Before MOORE, FRIENDLY and HAYS, Circuit Judges.
This petition to review a decision of the Tax Court denying a net operating loss carry-over under § 122 of the Internal Revenue Code of 1939 requires us to decide a difficult question as to the effect of Libson Shops Inc. v. Koehler, 353 U.S. 382, 77 S. Ct. 990, 1 L. Ed. 2d 924 (1957), which we were able to avoid last term in Norden-Ketay Corp. v. C.I.R., 319 F.2d 902 (2 Cir.), cert. denied, 375 U.S. 953, 84 S. Ct. 444, 11 L. Ed. 2d 313 (1963). The question, in substance, is this: When a corporation which has incurred losses but is still actively engaged in business acquires by consolidation another corporation with a history of profits in a similar business, does § 122 permit the consolidated corporation to deduct pre-consolidation losses from post-consolidation profits derived solely from operations of the acquired corporation - this in a context in which a single stockholder owned 58% of the common stock of the loss corporation and 100% of the common stock of the profit corporation during the period of the losses and, by virtue of the consolidation, owned 95% of the stock of the surviving corporation? With some hesitation, we have concluded that Libson requires a negative answer.

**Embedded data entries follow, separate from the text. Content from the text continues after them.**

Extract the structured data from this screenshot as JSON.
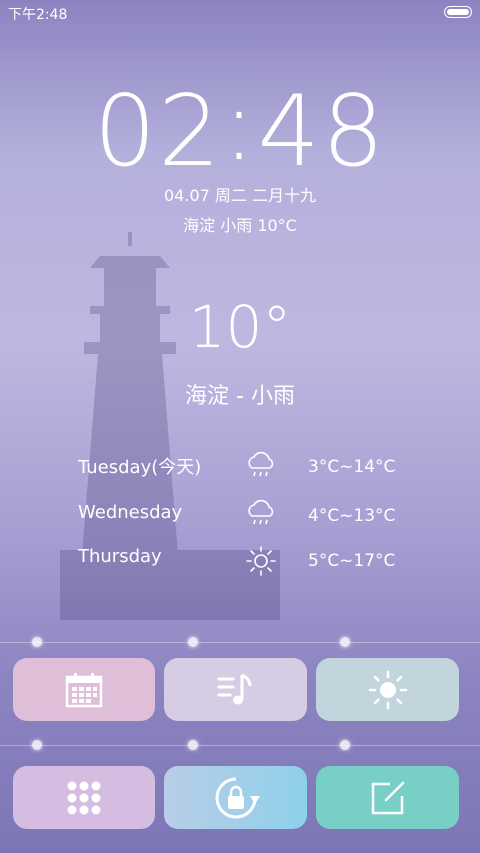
{
  "status_bar": {
    "time": "下午2:48",
    "battery_icon": "battery-icon"
  },
  "clock": {
    "hours": "02",
    "colon": ":",
    "minutes": "48"
  },
  "date_line": "04.07 周二 二月十九",
  "location_weather_line": "海淀 小雨 10°C",
  "current": {
    "temperature": "10°",
    "city_condition": "海淀 - 小雨"
  },
  "forecast": [
    {
      "day": "Tuesday(今天)",
      "icon": "rain-cloud-icon",
      "range": "3°C~14°C"
    },
    {
      "day": "Wednesday",
      "icon": "rain-cloud-icon",
      "range": "4°C~13°C"
    },
    {
      "day": "Thursday",
      "icon": "sun-icon",
      "range": "5°C~17°C"
    }
  ],
  "shortcuts_row1": [
    {
      "icon": "calendar-icon",
      "color": "#e2c0d8"
    },
    {
      "icon": "music-icon",
      "color": "#d9cfe3"
    },
    {
      "icon": "brightness-icon",
      "color": "#c4d8dc"
    }
  ],
  "shortcuts_row2": [
    {
      "icon": "app-grid-icon",
      "color": "#dcc0e4"
    },
    {
      "icon": "rotation-lock-icon",
      "color": "#9fd4e6"
    },
    {
      "icon": "notes-icon",
      "color": "#7fd1c8"
    }
  ]
}
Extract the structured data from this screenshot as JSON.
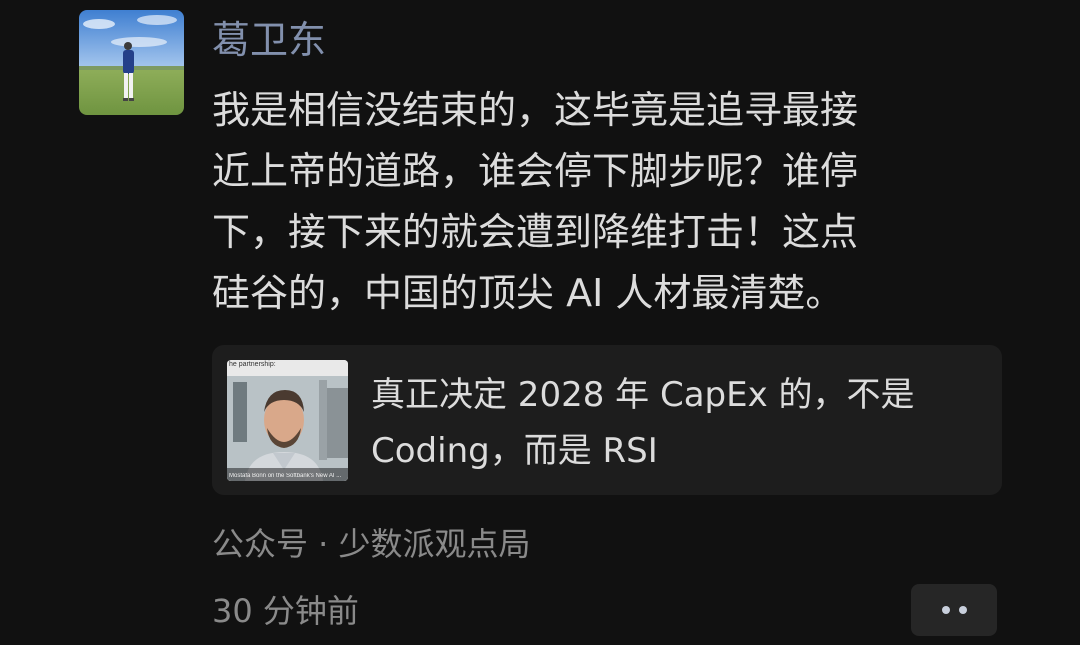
{
  "post": {
    "author": "葛卫东",
    "text": "我是相信没结束的，这毕竟是追寻最接\n近上帝的道路，谁会停下脚步呢？谁停\n下，接下来的就会遭到降维打击！这点\n硅谷的，中国的顶尖 AI 人材最清楚。",
    "link_card": {
      "thumb_caption": "he partnership:",
      "thumb_subtitle": "Mostafa Bonn on the Softbank's New AI ...",
      "title": "真正决定 2028 年 CapEx 的，不是\nCoding，而是 RSI"
    },
    "source": "公众号 · 少数派观点局",
    "time": "30 分钟前",
    "more_icon": "more-dots-icon"
  },
  "colors": {
    "background": "#111111",
    "author": "#8290ad",
    "text": "#dcdcdc",
    "meta": "#8a8a8a",
    "card": "#1d1d1d"
  }
}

In 1946 and 1947 petitioner Julius Garfinckel & Co., Incorporated, acquired all the stock of Brooks Brothers, a New York corporation long engaged in the retail selling and manufacturing of men's wear. Another New York corporation, likewise engaged in selling clothing, both men's and women's, at retail, the A. DePinna Company, had an outstanding capital stock of 164,902 shares of common and 37,549 shares of preferred, each convertible into two shares of common. In January, 1950, Garfinckel acquired from DePinna's management 91,869 shares of common and an option on 22,879 shares of convertible preferred, which it exercised December 5, 1952; by an offer to other common stockholders it secured additional common shares, bringing its total to 97,087.76.

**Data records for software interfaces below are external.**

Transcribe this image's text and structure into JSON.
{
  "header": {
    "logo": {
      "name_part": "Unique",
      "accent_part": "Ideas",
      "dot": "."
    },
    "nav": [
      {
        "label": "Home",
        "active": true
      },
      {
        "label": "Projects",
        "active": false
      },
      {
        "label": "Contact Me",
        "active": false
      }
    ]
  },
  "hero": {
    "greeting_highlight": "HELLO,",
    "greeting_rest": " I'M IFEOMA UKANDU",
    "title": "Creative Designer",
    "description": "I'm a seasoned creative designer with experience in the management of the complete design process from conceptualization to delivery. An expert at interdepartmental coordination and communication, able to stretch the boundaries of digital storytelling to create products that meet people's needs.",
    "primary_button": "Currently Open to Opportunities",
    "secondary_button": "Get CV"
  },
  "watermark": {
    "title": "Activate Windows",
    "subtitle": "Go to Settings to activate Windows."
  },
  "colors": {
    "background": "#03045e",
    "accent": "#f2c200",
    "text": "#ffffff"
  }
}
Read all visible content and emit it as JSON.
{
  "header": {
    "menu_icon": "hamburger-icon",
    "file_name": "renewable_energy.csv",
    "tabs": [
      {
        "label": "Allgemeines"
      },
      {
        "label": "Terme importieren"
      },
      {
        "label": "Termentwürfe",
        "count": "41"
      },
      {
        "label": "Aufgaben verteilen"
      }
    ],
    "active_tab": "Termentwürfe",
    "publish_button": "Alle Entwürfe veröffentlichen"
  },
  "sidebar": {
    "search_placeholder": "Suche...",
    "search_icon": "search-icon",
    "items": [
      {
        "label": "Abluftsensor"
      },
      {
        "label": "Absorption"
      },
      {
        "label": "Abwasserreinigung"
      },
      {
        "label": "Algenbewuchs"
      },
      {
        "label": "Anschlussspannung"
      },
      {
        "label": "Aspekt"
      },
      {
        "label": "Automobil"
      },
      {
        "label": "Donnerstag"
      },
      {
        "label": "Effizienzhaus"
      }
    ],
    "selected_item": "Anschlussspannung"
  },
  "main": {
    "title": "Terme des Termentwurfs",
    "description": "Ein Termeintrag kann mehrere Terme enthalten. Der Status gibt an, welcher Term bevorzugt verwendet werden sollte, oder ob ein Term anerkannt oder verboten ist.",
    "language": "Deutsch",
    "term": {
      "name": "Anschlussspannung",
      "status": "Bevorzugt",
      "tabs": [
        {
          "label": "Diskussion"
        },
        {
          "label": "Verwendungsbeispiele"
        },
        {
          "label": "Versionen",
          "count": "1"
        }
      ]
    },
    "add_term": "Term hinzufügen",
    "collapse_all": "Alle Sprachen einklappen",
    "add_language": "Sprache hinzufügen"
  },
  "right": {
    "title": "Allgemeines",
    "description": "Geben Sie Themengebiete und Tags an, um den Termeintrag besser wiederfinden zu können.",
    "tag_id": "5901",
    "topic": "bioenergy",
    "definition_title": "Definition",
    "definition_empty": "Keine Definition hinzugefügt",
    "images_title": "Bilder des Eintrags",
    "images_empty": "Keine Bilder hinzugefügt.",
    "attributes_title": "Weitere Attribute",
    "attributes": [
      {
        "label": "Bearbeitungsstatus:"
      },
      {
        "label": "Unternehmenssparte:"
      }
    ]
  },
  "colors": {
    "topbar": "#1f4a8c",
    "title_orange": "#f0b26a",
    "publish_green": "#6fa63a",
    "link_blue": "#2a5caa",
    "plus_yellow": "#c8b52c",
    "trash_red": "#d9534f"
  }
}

On February 6, 1952, the directors of Brooks Brothers, wholly owned by Garfinckel, and of DePinna, controlled by it, adopted resolutions whereby, pursuant to § 86 of the New York Stock Corporation Law, McKinney's Consol. Laws, c. 59, the two companies would be consolidated into DePinna, whose name was to be changed to Brooks Brothers, Inc. The 60,870 common shares of Brooks Brothers would become 1,217,400 shares of common stock of the consolidated corporation; the common and preferred stocks of DePinna would remain unchanged. The consolidation became effective on February 29, 1952. The Commissioner does not dispute the existence of substantial business reasons for the transaction. The corporation maintained separate records for the Brooks Brothers and DePinna divisions as well as for "Unallocated 'Headquarters' Expenses."

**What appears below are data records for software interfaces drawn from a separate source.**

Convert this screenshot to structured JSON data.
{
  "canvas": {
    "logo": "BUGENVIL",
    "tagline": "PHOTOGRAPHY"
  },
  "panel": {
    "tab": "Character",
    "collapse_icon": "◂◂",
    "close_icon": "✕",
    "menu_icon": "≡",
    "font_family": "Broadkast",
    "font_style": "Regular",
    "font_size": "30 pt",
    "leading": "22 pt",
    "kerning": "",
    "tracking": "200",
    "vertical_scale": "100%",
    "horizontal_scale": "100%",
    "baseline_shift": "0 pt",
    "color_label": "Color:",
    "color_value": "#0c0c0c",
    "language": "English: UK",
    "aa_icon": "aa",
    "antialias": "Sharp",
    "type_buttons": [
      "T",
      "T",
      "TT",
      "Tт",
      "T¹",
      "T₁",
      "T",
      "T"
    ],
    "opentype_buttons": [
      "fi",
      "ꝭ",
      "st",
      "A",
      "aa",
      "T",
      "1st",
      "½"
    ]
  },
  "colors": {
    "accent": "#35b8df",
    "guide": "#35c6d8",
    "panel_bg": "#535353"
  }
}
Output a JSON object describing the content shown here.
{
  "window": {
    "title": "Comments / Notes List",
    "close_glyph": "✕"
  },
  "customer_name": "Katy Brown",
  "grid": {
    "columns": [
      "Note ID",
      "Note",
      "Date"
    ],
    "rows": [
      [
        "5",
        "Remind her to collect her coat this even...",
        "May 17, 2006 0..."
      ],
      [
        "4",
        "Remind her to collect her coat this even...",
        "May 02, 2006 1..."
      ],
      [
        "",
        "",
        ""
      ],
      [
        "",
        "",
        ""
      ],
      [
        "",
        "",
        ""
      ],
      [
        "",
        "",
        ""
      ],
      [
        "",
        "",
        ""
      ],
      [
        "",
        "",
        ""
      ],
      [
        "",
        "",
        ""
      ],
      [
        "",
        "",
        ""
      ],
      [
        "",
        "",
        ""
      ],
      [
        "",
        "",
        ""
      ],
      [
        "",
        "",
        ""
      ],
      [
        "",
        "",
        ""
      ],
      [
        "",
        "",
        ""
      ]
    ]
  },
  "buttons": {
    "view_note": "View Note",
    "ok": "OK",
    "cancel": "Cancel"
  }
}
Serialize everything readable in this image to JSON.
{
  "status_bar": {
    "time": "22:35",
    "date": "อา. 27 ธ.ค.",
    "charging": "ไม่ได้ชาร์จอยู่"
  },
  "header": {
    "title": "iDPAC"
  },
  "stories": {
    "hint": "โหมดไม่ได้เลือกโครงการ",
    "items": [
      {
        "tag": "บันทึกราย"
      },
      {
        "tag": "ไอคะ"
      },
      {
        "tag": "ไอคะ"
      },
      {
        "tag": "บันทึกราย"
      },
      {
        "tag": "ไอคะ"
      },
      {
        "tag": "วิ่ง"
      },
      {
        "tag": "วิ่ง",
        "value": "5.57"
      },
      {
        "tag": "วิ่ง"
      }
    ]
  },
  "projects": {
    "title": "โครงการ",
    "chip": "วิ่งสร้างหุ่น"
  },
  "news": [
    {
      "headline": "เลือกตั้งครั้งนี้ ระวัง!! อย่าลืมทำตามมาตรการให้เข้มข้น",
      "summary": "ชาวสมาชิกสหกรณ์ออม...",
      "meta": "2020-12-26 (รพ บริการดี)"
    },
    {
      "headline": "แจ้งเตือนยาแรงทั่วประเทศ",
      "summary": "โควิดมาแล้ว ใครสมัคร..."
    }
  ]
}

DePinna, which had previously made its income tax returns on the basis of a fiscal year ending January 31, changed to a July 31 fiscal year in 1950. Its returns for the five months ending July 31, 1950, showed a net operating loss of $208,903.27; the 1951 return showed such a loss of $310,851.66; and the return for the year ended July 31, 1952, which included five months of the consolidated operation, showed a net operating loss of $71,087.01. Brooks Brothers had been reporting on the basis of a July 31 fiscal year and filed a final return for the period ending February 29, 1952. In its first report covering a full year's operation, the consolidated corporation, Brooks Brothers, Inc., ne DePinna, deducted $586,687.78, the sum of the net operating losses detailed above with a few minor adjustments. The following schedule shows the results by divisions for the fiscal years 1952, 1953 and 1954:
Year Total Brooks Brothers Unallocated
Divisionh DePinna "Headquarters"
7/31/52 ($71,087.01) $296,727.31 ($325,626.82)($42,187.50)
7/31/53 638,837.75 1,020,382.58 (275,211.50)(106
7/31/54 774,270.60 1,145,258.27 ...